* [What the task asks]: Search the material below for "with" and copy every line where it occurs.

* [Recorded data]:

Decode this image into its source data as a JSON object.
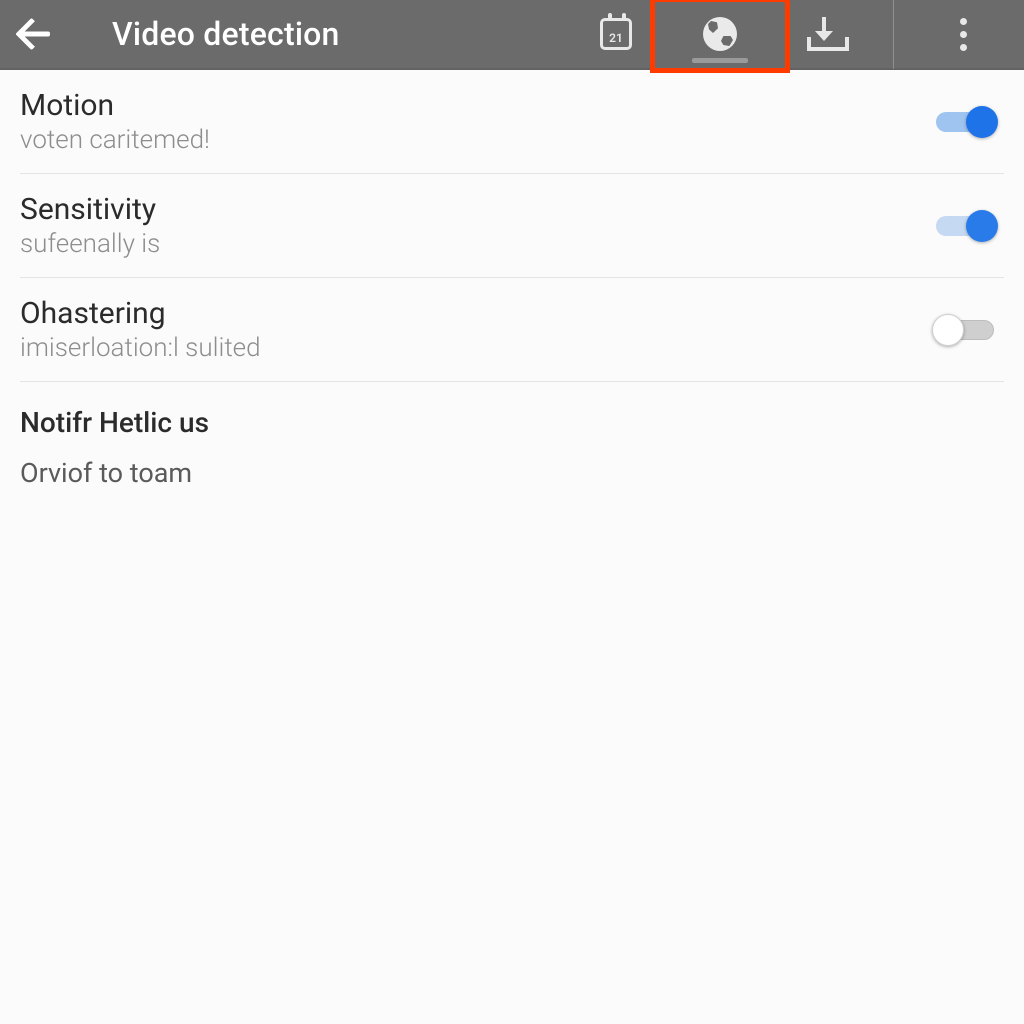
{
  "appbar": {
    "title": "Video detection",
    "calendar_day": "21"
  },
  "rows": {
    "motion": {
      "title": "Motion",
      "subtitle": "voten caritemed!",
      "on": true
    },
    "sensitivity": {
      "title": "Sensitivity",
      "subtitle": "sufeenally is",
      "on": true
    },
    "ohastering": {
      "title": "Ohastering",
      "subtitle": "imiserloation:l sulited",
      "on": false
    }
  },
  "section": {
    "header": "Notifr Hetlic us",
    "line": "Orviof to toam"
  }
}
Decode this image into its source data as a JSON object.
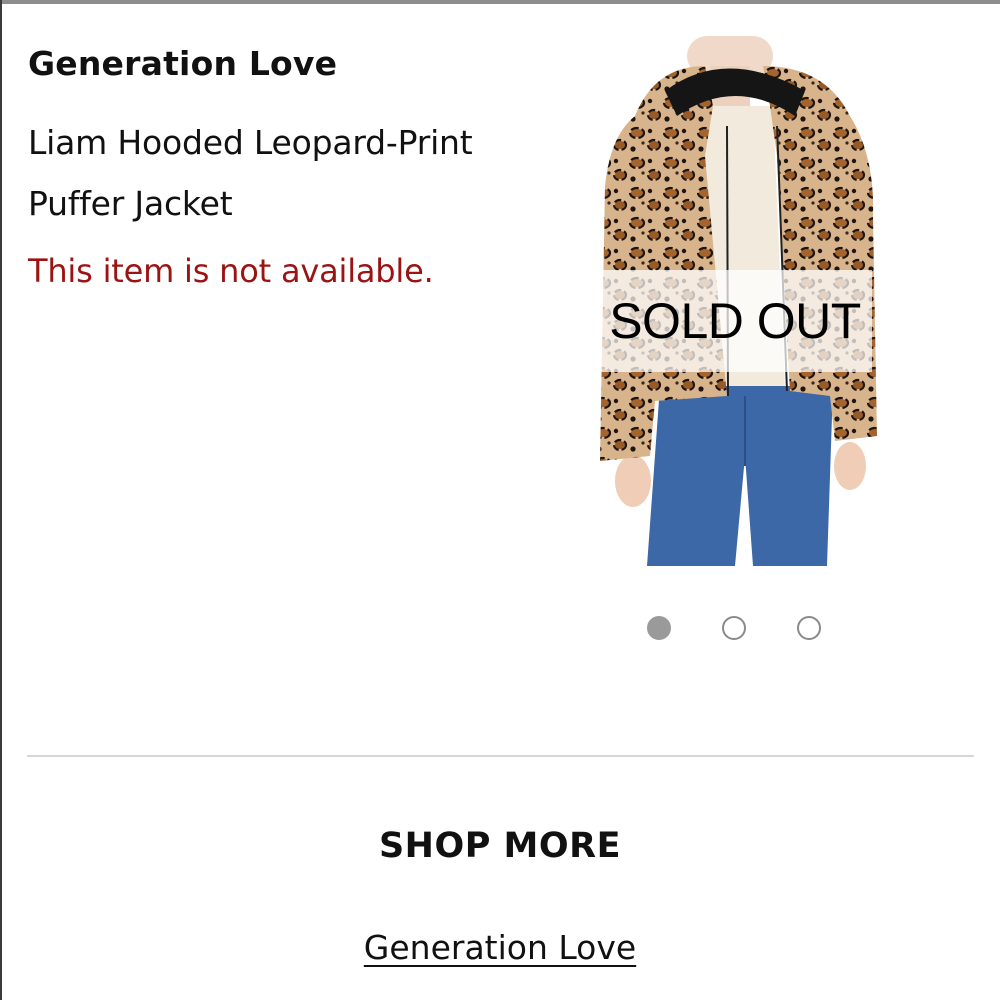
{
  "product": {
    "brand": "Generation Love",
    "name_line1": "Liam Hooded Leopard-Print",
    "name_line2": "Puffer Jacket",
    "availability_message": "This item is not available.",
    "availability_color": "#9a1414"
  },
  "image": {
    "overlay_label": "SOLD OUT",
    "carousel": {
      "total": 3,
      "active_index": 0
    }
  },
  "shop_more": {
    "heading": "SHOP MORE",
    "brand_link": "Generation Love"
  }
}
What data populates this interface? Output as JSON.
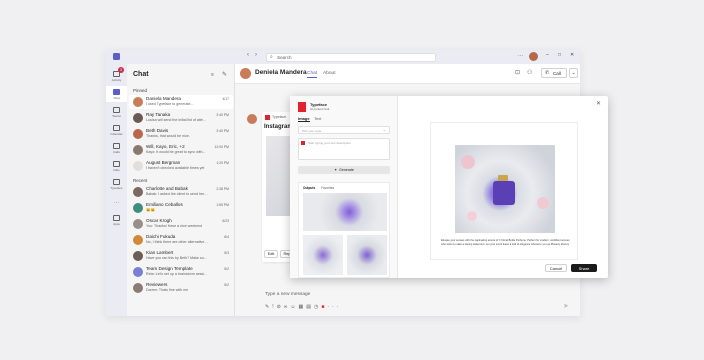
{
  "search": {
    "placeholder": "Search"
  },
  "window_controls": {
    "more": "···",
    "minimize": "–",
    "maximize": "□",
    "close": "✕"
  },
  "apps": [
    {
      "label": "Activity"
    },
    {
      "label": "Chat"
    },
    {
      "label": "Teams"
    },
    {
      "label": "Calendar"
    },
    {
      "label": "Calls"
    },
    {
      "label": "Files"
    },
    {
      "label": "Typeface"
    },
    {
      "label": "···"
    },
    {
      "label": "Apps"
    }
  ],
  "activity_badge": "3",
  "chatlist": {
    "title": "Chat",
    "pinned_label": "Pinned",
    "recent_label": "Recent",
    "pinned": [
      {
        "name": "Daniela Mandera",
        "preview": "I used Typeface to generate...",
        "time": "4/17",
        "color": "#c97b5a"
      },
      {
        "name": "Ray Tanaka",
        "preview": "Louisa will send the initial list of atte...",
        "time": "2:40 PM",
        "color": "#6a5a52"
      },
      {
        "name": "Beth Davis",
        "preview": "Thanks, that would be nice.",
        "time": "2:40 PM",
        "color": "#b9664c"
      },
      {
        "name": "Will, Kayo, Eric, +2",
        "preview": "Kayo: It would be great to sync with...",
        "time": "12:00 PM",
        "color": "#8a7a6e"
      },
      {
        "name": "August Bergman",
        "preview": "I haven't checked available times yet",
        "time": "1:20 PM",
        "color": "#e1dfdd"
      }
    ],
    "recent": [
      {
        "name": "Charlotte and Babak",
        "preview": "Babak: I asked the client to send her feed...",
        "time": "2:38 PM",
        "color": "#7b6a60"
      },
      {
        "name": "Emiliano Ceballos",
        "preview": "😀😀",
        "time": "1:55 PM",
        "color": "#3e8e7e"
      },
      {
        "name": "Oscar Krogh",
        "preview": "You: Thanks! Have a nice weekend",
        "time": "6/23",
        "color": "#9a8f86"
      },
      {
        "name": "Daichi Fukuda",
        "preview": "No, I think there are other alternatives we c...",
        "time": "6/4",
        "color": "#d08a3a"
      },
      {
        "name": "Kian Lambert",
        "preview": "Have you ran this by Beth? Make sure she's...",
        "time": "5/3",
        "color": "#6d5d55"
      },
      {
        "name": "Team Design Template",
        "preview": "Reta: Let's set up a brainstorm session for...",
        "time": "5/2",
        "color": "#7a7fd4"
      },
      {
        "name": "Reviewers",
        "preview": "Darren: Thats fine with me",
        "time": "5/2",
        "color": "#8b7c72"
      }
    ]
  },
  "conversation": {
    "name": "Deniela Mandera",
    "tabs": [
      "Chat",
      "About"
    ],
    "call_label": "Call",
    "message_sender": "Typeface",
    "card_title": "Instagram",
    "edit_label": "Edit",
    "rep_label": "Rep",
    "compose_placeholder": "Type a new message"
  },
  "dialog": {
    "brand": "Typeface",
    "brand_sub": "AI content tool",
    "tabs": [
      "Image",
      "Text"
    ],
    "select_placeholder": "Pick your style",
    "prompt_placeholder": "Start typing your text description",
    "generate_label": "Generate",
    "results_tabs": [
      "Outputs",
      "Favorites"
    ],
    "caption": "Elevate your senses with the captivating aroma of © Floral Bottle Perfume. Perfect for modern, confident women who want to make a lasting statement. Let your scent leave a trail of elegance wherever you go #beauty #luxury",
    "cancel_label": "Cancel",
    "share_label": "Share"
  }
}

* [Solved exercise]:
        "preview": "Kayo: It would be great to sync with...",
        "preview": "Darren: Thats fine with me",
    "caption": "Elevate your senses with the captivating aroma of © Floral Bottle Perfume. Perfect for modern, confident women who want to make a lasting statement. Let your scent leave a trail of elegance wherever you go #beauty #luxury",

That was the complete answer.